If your ball is embedded in its own pitch-mark in the general area, you may take relief without penalty by marking the ball’s spot, lifting, cleaning, and then dropping it within one club-length from the original spot, no nearer to the hole.

When can I use a provisional ball?

A provisional ball can be played if you think your original ball might be lost outside a penalty area or out of bounds. Declare it before hitting and continue play until you reach where the original ball might be.

What happens if I hit the wrong ball?

Playing a wrong ball incurs a two-stroke penalty in stroke play. You must then correct the mistake by playing the correct ball or proceeding under the Rules.

Are there penalties for accidentally moving the ball on the tee or green?

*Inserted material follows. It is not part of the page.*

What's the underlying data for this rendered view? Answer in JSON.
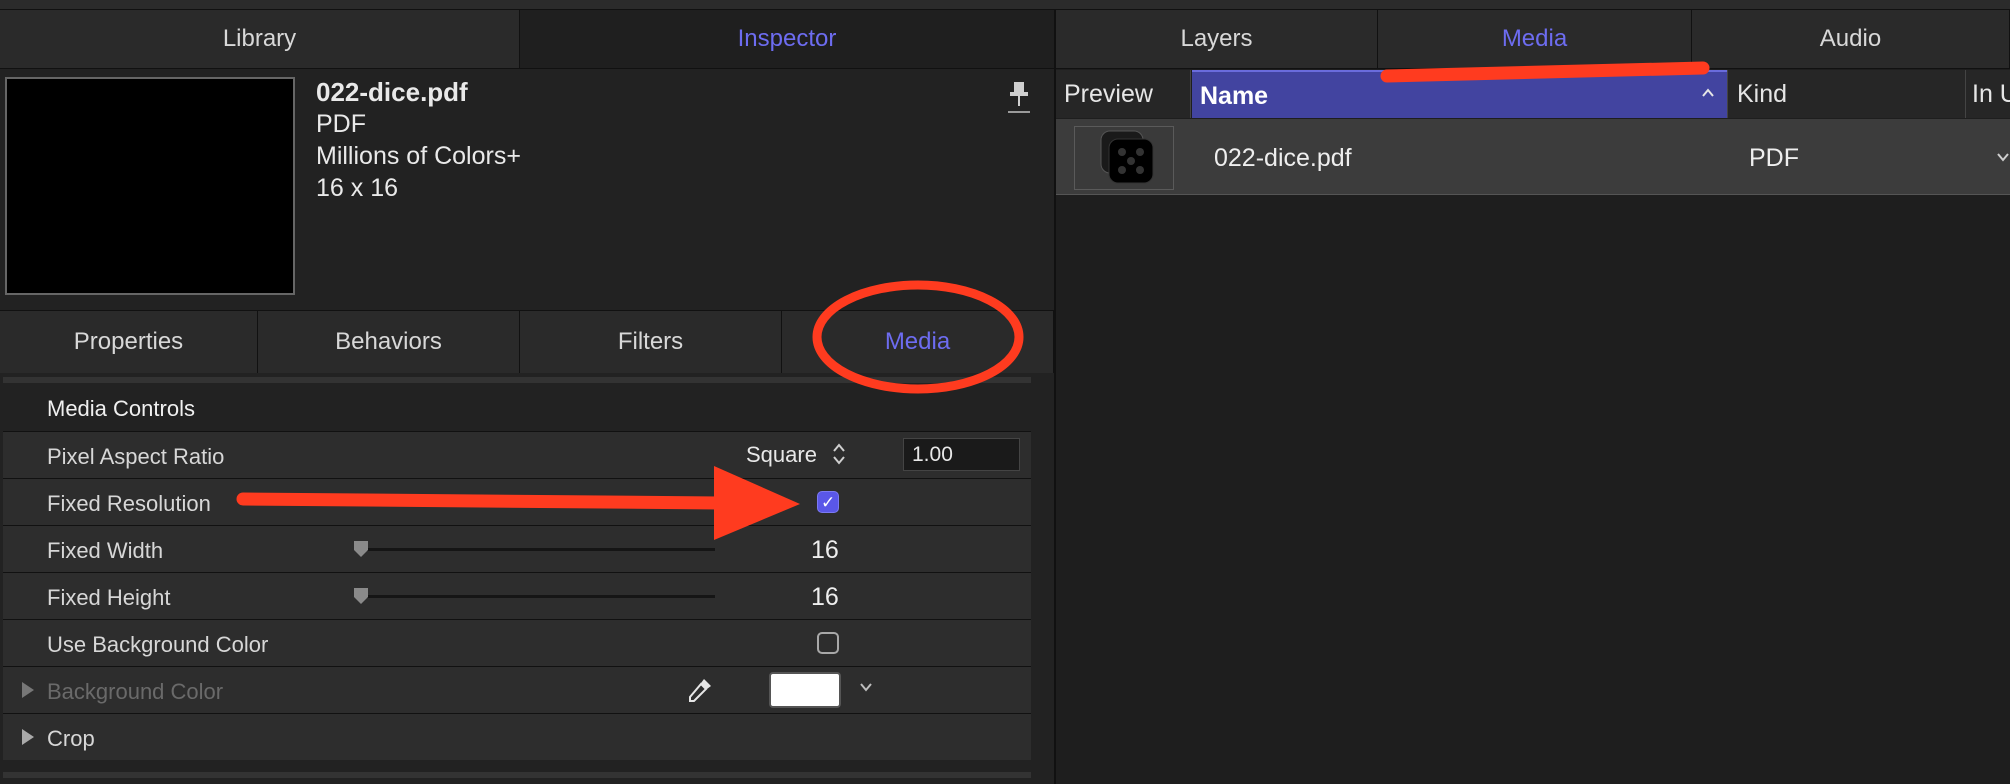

If you cause your ball to move on the green or teeing area accidentally, there is no penalty. Simply replace the ball to its original position without penalty.

Conclusion: Mastering Golf Rules for Better Play

Understanding golf’s most misunderstood rules can significantly enhance your game.

By familiarizing yourself with the nuances of out-of-bounds rules, embedded ball relief, and provisional ball scenarios, you’ll avoid unnecessary penalties and improve your overall performance.

Knowing when and how to declare an unplayable lie, as well as the differences between match play and stroke play rules, empowers you to make smarter decisions on the course.

Staying informed about these rules ensures you’re prepared for any situation, helping you play both smart and fair.

Mastering these often-misunderstood rules not only saves you strokes but also contributes to a more enjoyable and competitive golfing experience. So take the time to study and understand these rules. Your game will thank you for it.

Photo of author

Colin McCarthy

Golf is about mastering your misses and learning from them. I seek answers on the how and why of the golf swing, gaining experience even when answers elude me. With over 11,000 hours of teaching and a hunger for learning, I welcome any questions. My goal is to introduce golf to as many as possible, simplifying the game for all to enjoy. Passionate, eager, and ambitious, I'm here to teach, listen, and learn. LinkedIn

Leave a Comment